• SUPPLIED ENTRIES:
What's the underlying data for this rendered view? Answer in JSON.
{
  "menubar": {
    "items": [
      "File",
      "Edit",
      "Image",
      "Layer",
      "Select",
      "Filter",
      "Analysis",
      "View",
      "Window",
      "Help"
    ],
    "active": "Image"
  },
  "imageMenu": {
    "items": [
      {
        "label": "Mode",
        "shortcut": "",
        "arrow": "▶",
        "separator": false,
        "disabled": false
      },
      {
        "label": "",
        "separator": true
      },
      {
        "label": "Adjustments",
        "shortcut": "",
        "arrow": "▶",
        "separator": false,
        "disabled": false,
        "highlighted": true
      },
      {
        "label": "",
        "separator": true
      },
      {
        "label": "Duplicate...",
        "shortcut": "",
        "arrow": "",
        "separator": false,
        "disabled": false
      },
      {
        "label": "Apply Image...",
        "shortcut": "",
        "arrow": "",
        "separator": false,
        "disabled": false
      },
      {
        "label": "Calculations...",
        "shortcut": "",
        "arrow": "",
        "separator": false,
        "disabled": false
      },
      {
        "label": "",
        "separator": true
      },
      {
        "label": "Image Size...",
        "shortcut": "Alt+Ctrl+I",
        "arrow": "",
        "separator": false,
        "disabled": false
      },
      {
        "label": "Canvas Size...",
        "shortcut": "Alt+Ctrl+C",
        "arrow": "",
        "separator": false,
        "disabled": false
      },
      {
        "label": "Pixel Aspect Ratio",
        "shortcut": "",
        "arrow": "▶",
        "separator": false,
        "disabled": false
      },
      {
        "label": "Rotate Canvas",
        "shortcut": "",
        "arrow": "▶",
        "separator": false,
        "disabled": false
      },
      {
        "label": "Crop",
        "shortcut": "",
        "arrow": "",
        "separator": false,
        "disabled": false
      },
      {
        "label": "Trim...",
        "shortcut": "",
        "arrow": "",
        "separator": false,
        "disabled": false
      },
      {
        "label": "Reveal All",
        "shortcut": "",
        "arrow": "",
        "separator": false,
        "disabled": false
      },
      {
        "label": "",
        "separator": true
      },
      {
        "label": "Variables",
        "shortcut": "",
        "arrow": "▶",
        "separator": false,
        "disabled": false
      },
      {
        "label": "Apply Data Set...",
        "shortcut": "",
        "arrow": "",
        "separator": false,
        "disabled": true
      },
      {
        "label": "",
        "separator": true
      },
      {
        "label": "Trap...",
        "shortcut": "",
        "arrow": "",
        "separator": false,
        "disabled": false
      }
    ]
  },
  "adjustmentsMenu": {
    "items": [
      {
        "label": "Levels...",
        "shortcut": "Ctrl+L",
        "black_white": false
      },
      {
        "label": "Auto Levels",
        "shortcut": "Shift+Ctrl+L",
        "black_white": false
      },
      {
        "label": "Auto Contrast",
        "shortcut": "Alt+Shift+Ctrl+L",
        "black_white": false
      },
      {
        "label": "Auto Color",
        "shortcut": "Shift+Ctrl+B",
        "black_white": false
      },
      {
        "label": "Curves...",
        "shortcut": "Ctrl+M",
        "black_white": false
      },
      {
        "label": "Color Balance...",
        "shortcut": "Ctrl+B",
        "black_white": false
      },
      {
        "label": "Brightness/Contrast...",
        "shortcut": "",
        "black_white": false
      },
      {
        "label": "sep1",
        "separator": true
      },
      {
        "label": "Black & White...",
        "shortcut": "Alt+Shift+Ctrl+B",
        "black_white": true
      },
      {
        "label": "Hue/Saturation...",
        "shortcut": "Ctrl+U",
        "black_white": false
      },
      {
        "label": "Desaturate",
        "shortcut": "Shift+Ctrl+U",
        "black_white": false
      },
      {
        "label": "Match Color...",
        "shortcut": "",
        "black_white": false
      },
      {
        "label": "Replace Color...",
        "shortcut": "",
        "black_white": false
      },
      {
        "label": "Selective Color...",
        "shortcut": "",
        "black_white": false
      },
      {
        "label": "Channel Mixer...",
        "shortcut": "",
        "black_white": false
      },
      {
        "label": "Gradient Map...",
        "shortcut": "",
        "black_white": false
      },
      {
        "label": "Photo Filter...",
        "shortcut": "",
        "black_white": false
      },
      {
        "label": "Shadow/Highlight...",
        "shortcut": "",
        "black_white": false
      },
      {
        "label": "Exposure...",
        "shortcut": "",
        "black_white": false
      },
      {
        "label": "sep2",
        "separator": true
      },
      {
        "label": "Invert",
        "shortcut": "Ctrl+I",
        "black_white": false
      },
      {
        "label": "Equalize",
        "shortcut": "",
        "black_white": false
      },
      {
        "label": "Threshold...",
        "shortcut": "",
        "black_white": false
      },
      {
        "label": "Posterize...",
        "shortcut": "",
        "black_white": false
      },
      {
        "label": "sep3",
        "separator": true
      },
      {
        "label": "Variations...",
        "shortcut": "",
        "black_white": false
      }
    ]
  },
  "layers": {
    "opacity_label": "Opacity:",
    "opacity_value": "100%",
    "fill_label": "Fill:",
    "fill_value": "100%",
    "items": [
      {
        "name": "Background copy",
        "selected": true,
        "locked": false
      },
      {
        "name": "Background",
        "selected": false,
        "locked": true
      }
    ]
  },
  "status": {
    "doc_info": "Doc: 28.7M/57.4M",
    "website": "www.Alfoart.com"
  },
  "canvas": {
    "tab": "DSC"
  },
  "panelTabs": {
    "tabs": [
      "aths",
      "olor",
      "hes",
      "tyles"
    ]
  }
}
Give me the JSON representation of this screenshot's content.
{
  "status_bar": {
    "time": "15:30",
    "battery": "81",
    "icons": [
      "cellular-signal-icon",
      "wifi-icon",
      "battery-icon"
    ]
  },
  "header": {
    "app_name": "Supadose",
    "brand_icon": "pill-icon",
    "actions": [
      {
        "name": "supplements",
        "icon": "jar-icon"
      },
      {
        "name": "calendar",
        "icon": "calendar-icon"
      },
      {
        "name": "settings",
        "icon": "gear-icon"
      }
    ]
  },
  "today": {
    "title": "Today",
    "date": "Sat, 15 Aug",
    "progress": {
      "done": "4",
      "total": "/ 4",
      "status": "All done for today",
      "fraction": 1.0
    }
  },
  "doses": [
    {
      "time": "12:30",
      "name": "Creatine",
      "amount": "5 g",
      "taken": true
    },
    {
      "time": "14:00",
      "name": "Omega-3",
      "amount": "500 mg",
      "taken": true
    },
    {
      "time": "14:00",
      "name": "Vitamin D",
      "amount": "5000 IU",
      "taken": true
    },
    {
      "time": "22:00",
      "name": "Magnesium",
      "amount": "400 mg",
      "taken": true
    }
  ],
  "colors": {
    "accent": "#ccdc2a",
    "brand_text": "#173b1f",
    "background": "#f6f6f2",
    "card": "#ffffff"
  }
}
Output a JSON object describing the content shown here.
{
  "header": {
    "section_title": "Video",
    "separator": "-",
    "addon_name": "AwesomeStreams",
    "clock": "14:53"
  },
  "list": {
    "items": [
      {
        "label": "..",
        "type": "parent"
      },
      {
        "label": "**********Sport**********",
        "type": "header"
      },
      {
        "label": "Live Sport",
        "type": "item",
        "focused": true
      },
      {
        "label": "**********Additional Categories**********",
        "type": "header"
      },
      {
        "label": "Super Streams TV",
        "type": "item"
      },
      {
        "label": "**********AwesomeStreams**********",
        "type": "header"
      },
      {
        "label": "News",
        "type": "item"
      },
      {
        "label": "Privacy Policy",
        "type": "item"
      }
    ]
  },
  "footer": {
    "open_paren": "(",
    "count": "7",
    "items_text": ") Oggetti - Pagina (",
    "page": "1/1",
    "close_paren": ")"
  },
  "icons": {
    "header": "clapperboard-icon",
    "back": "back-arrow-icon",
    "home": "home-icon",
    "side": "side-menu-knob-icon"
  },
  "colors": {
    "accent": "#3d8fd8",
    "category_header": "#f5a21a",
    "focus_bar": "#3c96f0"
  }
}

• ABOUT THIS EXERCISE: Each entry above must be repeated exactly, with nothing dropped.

• TASK SOLUTION:
What's the underlying data for this rendered view? Answer in JSON.
{
  "menubar": {
    "items": [
      "File",
      "Edit",
      "Image",
      "Layer",
      "Select",
      "Filter",
      "Analysis",
      "View",
      "Window",
      "Help"
    ],
    "active": "Image"
  },
  "imageMenu": {
    "items": [
      {
        "label": "Mode",
        "shortcut": "",
        "arrow": "▶",
        "separator": false,
        "disabled": false
      },
      {
        "label": "",
        "separator": true
      },
      {
        "label": "Adjustments",
        "shortcut": "",
        "arrow": "▶",
        "separator": false,
        "disabled": false,
        "highlighted": true
      },
      {
        "label": "",
        "separator": true
      },
      {
        "label": "Duplicate...",
        "shortcut": "",
        "arrow": "",
        "separator": false,
        "disabled": false
      },
      {
        "label": "Apply Image...",
        "shortcut": "",
        "arrow": "",
        "separator": false,
        "disabled": false
      },
      {
        "label": "Calculations...",
        "shortcut": "",
        "arrow": "",
        "separator": false,
        "disabled": false
      },
      {
        "label": "",
        "separator": true
      },
      {
        "label": "Image Size...",
        "shortcut": "Alt+Ctrl+I",
        "arrow": "",
        "separator": false,
        "disabled": false
      },
      {
        "label": "Canvas Size...",
        "shortcut": "Alt+Ctrl+C",
        "arrow": "",
        "separator": false,
        "disabled": false
      },
      {
        "label": "Pixel Aspect Ratio",
        "shortcut": "",
        "arrow": "▶",
        "separator": false,
        "disabled": false
      },
      {
        "label": "Rotate Canvas",
        "shortcut": "",
        "arrow": "▶",
        "separator": false,
        "disabled": false
      },
      {
        "label": "Crop",
        "shortcut": "",
        "arrow": "",
        "separator": false,
        "disabled": false
      },
      {
        "label": "Trim...",
        "shortcut": "",
        "arrow": "",
        "separator": false,
        "disabled": false
      },
      {
        "label": "Reveal All",
        "shortcut": "",
        "arrow": "",
        "separator": false,
        "disabled": false
      },
      {
        "label": "",
        "separator": true
      },
      {
        "label": "Variables",
        "shortcut": "",
        "arrow": "▶",
        "separator": false,
        "disabled": false
      },
      {
        "label": "Apply Data Set...",
        "shortcut": "",
        "arrow": "",
        "separator": false,
        "disabled": true
      },
      {
        "label": "",
        "separator": true
      },
      {
        "label": "Trap...",
        "shortcut": "",
        "arrow": "",
        "separator": false,
        "disabled": false
      }
    ]
  },
  "adjustmentsMenu": {
    "items": [
      {
        "label": "Levels...",
        "shortcut": "Ctrl+L",
        "black_white": false
      },
      {
        "label": "Auto Levels",
        "shortcut": "Shift+Ctrl+L",
        "black_white": false
      },
      {
        "label": "Auto Contrast",
        "shortcut": "Alt+Shift+Ctrl+L",
        "black_white": false
      },
      {
        "label": "Auto Color",
        "shortcut": "Shift+Ctrl+B",
        "black_white": false
      },
      {
        "label": "Curves...",
        "shortcut": "Ctrl+M",
        "black_white": false
      },
      {
        "label": "Color Balance...",
        "shortcut": "Ctrl+B",
        "black_white": false
      },
      {
        "label": "Brightness/Contrast...",
        "shortcut": "",
        "black_white": false
      },
      {
        "label": "sep1",
        "separator": true
      },
      {
        "label": "Black & White...",
        "shortcut": "Alt+Shift+Ctrl+B",
        "black_white": true
      },
      {
        "label": "Hue/Saturation...",
        "shortcut": "Ctrl+U",
        "black_white": false
      },
      {
        "label": "Desaturate",
        "shortcut": "Shift+Ctrl+U",
        "black_white": false
      },
      {
        "label": "Match Color...",
        "shortcut": "",
        "black_white": false
      },
      {
        "label": "Replace Color...",
        "shortcut": "",
        "black_white": false
      },
      {
        "label": "Selective Color...",
        "shortcut": "",
        "black_white": false
      },
      {
        "label": "Channel Mixer...",
        "shortcut": "",
        "black_white": false
      },
      {
        "label": "Gradient Map...",
        "shortcut": "",
        "black_white": false
      },
      {
        "label": "Photo Filter...",
        "shortcut": "",
        "black_white": false
      },
      {
        "label": "Shadow/Highlight...",
        "shortcut": "",
        "black_white": false
      },
      {
        "label": "Exposure...",
        "shortcut": "",
        "black_white": false
      },
      {
        "label": "sep2",
        "separator": true
      },
      {
        "label": "Invert",
        "shortcut": "Ctrl+I",
        "black_white": false
      },
      {
        "label": "Equalize",
        "shortcut": "",
        "black_white": false
      },
      {
        "label": "Threshold...",
        "shortcut": "",
        "black_white": false
      },
      {
        "label": "Posterize...",
        "shortcut": "",
        "black_white": false
      },
      {
        "label": "sep3",
        "separator": true
      },
      {
        "label": "Variations...",
        "shortcut": "",
        "black_white": false
      }
    ]
  },
  "layers": {
    "opacity_label": "Opacity:",
    "opacity_value": "100%",
    "fill_label": "Fill:",
    "fill_value": "100%",
    "items": [
      {
        "name": "Background copy",
        "selected": true,
        "locked": false
      },
      {
        "name": "Background",
        "selected": false,
        "locked": true
      }
    ]
  },
  "status": {
    "doc_info": "Doc: 28.7M/57.4M",
    "website": "www.Alfoart.com"
  },
  "canvas": {
    "tab": "DSC"
  },
  "panelTabs": {
    "tabs": [
      "aths",
      "olor",
      "hes",
      "tyles"
    ]
  }
}
Give me the JSON representation of this screenshot's content.
{
  "status_bar": {
    "time": "15:30",
    "battery": "81",
    "icons": [
      "cellular-signal-icon",
      "wifi-icon",
      "battery-icon"
    ]
  },
  "header": {
    "app_name": "Supadose",
    "brand_icon": "pill-icon",
    "actions": [
      {
        "name": "supplements",
        "icon": "jar-icon"
      },
      {
        "name": "calendar",
        "icon": "calendar-icon"
      },
      {
        "name": "settings",
        "icon": "gear-icon"
      }
    ]
  },
  "today": {
    "title": "Today",
    "date": "Sat, 15 Aug",
    "progress": {
      "done": "4",
      "total": "/ 4",
      "status": "All done for today",
      "fraction": 1.0
    }
  },
  "doses": [
    {
      "time": "12:30",
      "name": "Creatine",
      "amount": "5 g",
      "taken": true
    },
    {
      "time": "14:00",
      "name": "Omega-3",
      "amount": "500 mg",
      "taken": true
    },
    {
      "time": "14:00",
      "name": "Vitamin D",
      "amount": "5000 IU",
      "taken": true
    },
    {
      "time": "22:00",
      "name": "Magnesium",
      "amount": "400 mg",
      "taken": true
    }
  ],
  "colors": {
    "accent": "#ccdc2a",
    "brand_text": "#173b1f",
    "background": "#f6f6f2",
    "card": "#ffffff"
  }
}
Output a JSON object describing the content shown here.
{
  "header": {
    "section_title": "Video",
    "separator": "-",
    "addon_name": "AwesomeStreams",
    "clock": "14:53"
  },
  "list": {
    "items": [
      {
        "label": "..",
        "type": "parent"
      },
      {
        "label": "**********Sport**********",
        "type": "header"
      },
      {
        "label": "Live Sport",
        "type": "item",
        "focused": true
      },
      {
        "label": "**********Additional Categories**********",
        "type": "header"
      },
      {
        "label": "Super Streams TV",
        "type": "item"
      },
      {
        "label": "**********AwesomeStreams**********",
        "type": "header"
      },
      {
        "label": "News",
        "type": "item"
      },
      {
        "label": "Privacy Policy",
        "type": "item"
      }
    ]
  },
  "footer": {
    "open_paren": "(",
    "count": "7",
    "items_text": ") Oggetti - Pagina (",
    "page": "1/1",
    "close_paren": ")"
  },
  "icons": {
    "header": "clapperboard-icon",
    "back": "back-arrow-icon",
    "home": "home-icon",
    "side": "side-menu-knob-icon"
  },
  "colors": {
    "accent": "#3d8fd8",
    "category_header": "#f5a21a",
    "focus_bar": "#3c96f0"
  }
}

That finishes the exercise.